TASK DIRECTIONS
Without changing a single word, write out every entry.

Element data from apps and pages
Content starts

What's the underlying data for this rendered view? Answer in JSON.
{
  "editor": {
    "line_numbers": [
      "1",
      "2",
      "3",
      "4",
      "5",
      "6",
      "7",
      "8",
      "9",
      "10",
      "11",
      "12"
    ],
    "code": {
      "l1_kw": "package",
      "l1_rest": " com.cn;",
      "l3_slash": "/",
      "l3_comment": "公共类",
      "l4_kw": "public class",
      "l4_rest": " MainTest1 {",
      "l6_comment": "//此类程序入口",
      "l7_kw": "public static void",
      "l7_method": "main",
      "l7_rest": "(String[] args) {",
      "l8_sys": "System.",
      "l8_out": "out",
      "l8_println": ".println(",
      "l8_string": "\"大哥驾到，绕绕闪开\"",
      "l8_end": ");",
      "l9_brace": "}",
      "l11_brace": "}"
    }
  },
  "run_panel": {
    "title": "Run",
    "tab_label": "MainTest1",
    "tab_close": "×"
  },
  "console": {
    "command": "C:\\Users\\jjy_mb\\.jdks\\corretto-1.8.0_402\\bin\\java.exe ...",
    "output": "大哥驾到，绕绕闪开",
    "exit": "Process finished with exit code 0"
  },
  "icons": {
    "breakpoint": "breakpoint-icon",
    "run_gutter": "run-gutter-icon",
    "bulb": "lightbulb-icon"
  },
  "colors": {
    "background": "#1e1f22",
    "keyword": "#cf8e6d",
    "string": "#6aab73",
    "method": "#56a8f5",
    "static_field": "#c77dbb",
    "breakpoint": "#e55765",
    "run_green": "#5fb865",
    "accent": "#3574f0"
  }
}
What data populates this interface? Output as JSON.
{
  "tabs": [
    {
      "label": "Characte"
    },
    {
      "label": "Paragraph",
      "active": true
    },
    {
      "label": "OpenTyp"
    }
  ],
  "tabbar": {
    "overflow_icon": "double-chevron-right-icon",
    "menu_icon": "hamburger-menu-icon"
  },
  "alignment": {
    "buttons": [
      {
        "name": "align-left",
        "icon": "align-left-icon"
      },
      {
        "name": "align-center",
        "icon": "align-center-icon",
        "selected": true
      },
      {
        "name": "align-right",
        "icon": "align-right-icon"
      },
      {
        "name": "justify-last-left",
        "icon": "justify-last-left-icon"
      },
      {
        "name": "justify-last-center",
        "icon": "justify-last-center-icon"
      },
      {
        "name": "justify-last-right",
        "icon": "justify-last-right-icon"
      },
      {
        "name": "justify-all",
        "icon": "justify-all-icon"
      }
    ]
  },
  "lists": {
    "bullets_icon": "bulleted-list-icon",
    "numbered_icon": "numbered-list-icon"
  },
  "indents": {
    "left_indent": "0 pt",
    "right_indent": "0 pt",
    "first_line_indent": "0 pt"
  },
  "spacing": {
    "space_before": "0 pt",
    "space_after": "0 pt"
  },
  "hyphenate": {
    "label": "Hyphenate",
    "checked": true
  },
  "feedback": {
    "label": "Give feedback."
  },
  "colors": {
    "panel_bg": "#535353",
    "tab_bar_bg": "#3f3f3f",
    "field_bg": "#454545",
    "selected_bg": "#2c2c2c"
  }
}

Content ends

SOLUTION
What's the underlying data for this rendered view? Answer in JSON.
{
  "editor": {
    "line_numbers": [
      "1",
      "2",
      "3",
      "4",
      "5",
      "6",
      "7",
      "8",
      "9",
      "10",
      "11",
      "12"
    ],
    "code": {
      "l1_kw": "package",
      "l1_rest": " com.cn;",
      "l3_slash": "/",
      "l3_comment": "公共类",
      "l4_kw": "public class",
      "l4_rest": " MainTest1 {",
      "l6_comment": "//此类程序入口",
      "l7_kw": "public static void",
      "l7_method": "main",
      "l7_rest": "(String[] args) {",
      "l8_sys": "System.",
      "l8_out": "out",
      "l8_println": ".println(",
      "l8_string": "\"大哥驾到，绕绕闪开\"",
      "l8_end": ");",
      "l9_brace": "}",
      "l11_brace": "}"
    }
  },
  "run_panel": {
    "title": "Run",
    "tab_label": "MainTest1",
    "tab_close": "×"
  },
  "console": {
    "command": "C:\\Users\\jjy_mb\\.jdks\\corretto-1.8.0_402\\bin\\java.exe ...",
    "output": "大哥驾到，绕绕闪开",
    "exit": "Process finished with exit code 0"
  },
  "icons": {
    "breakpoint": "breakpoint-icon",
    "run_gutter": "run-gutter-icon",
    "bulb": "lightbulb-icon"
  },
  "colors": {
    "background": "#1e1f22",
    "keyword": "#cf8e6d",
    "string": "#6aab73",
    "method": "#56a8f5",
    "static_field": "#c77dbb",
    "breakpoint": "#e55765",
    "run_green": "#5fb865",
    "accent": "#3574f0"
  }
}
What data populates this interface? Output as JSON.
{
  "tabs": [
    {
      "label": "Characte"
    },
    {
      "label": "Paragraph",
      "active": true
    },
    {
      "label": "OpenTyp"
    }
  ],
  "tabbar": {
    "overflow_icon": "double-chevron-right-icon",
    "menu_icon": "hamburger-menu-icon"
  },
  "alignment": {
    "buttons": [
      {
        "name": "align-left",
        "icon": "align-left-icon"
      },
      {
        "name": "align-center",
        "icon": "align-center-icon",
        "selected": true
      },
      {
        "name": "align-right",
        "icon": "align-right-icon"
      },
      {
        "name": "justify-last-left",
        "icon": "justify-last-left-icon"
      },
      {
        "name": "justify-last-center",
        "icon": "justify-last-center-icon"
      },
      {
        "name": "justify-last-right",
        "icon": "justify-last-right-icon"
      },
      {
        "name": "justify-all",
        "icon": "justify-all-icon"
      }
    ]
  },
  "lists": {
    "bullets_icon": "bulleted-list-icon",
    "numbered_icon": "numbered-list-icon"
  },
  "indents": {
    "left_indent": "0 pt",
    "right_indent": "0 pt",
    "first_line_indent": "0 pt"
  },
  "spacing": {
    "space_before": "0 pt",
    "space_after": "0 pt"
  },
  "hyphenate": {
    "label": "Hyphenate",
    "checked": true
  },
  "feedback": {
    "label": "Give feedback."
  },
  "colors": {
    "panel_bg": "#535353",
    "tab_bar_bg": "#3f3f3f",
    "field_bg": "#454545",
    "selected_bg": "#2c2c2c"
  }
}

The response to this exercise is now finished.